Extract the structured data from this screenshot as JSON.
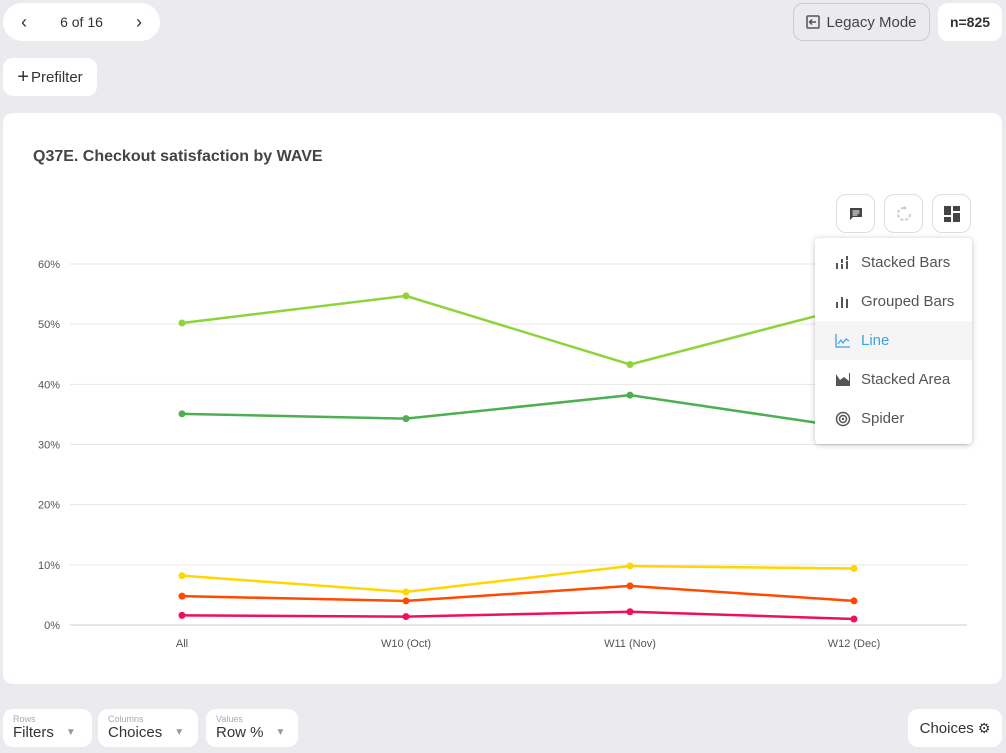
{
  "pager": {
    "label": "6 of 16",
    "prev_icon": "chevron-left-icon",
    "next_icon": "chevron-right-icon"
  },
  "legacy_label": "Legacy Mode",
  "n_label": "n=825",
  "prefilter_label": "Prefilter",
  "chart_title": "Q37E. Checkout satisfaction by WAVE",
  "menu": [
    {
      "label": "Stacked Bars",
      "icon": "stacked-bars-icon",
      "selected": false
    },
    {
      "label": "Grouped Bars",
      "icon": "grouped-bars-icon",
      "selected": false
    },
    {
      "label": "Line",
      "icon": "line-chart-icon",
      "selected": true
    },
    {
      "label": "Stacked Area",
      "icon": "area-chart-icon",
      "selected": false
    },
    {
      "label": "Spider",
      "icon": "spider-icon",
      "selected": false
    }
  ],
  "chart_data": {
    "type": "line",
    "categories": [
      "All",
      "W10 (Oct)",
      "W11 (Nov)",
      "W12 (Dec)"
    ],
    "ylim": [
      0,
      60
    ],
    "yticks": [
      "0%",
      "10%",
      "20%",
      "30%",
      "40%",
      "50%",
      "60%"
    ],
    "grid": true,
    "series": [
      {
        "color": "#8cd43a",
        "values": [
          50.2,
          54.7,
          43.3,
          53
        ]
      },
      {
        "color": "#4caf50",
        "values": [
          35.1,
          34.3,
          38.2,
          32.7
        ]
      },
      {
        "color": "#ffd600",
        "values": [
          8.2,
          5.5,
          9.8,
          9.4
        ]
      },
      {
        "color": "#ff4a00",
        "values": [
          4.8,
          4.0,
          6.5,
          4.0
        ]
      },
      {
        "color": "#f0105a",
        "values": [
          1.6,
          1.4,
          2.2,
          1.0
        ]
      }
    ]
  },
  "footer": {
    "rows": {
      "small": "Rows",
      "value": "Filters"
    },
    "columns": {
      "small": "Columns",
      "value": "Choices"
    },
    "values": {
      "small": "Values",
      "value": "Row %"
    },
    "choices_label": "Choices"
  }
}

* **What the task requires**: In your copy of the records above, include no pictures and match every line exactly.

* **Exercise output**:
Extract the structured data from this screenshot as JSON.
{
  "pager": {
    "label": "6 of 16",
    "prev_icon": "chevron-left-icon",
    "next_icon": "chevron-right-icon"
  },
  "legacy_label": "Legacy Mode",
  "n_label": "n=825",
  "prefilter_label": "Prefilter",
  "chart_title": "Q37E. Checkout satisfaction by WAVE",
  "menu": [
    {
      "label": "Stacked Bars",
      "icon": "stacked-bars-icon",
      "selected": false
    },
    {
      "label": "Grouped Bars",
      "icon": "grouped-bars-icon",
      "selected": false
    },
    {
      "label": "Line",
      "icon": "line-chart-icon",
      "selected": true
    },
    {
      "label": "Stacked Area",
      "icon": "area-chart-icon",
      "selected": false
    },
    {
      "label": "Spider",
      "icon": "spider-icon",
      "selected": false
    }
  ],
  "chart_data": {
    "type": "line",
    "categories": [
      "All",
      "W10 (Oct)",
      "W11 (Nov)",
      "W12 (Dec)"
    ],
    "ylim": [
      0,
      60
    ],
    "yticks": [
      "0%",
      "10%",
      "20%",
      "30%",
      "40%",
      "50%",
      "60%"
    ],
    "grid": true,
    "series": [
      {
        "color": "#8cd43a",
        "values": [
          50.2,
          54.7,
          43.3,
          53
        ]
      },
      {
        "color": "#4caf50",
        "values": [
          35.1,
          34.3,
          38.2,
          32.7
        ]
      },
      {
        "color": "#ffd600",
        "values": [
          8.2,
          5.5,
          9.8,
          9.4
        ]
      },
      {
        "color": "#ff4a00",
        "values": [
          4.8,
          4.0,
          6.5,
          4.0
        ]
      },
      {
        "color": "#f0105a",
        "values": [
          1.6,
          1.4,
          2.2,
          1.0
        ]
      }
    ]
  },
  "footer": {
    "rows": {
      "small": "Rows",
      "value": "Filters"
    },
    "columns": {
      "small": "Columns",
      "value": "Choices"
    },
    "values": {
      "small": "Values",
      "value": "Row %"
    },
    "choices_label": "Choices"
  }
}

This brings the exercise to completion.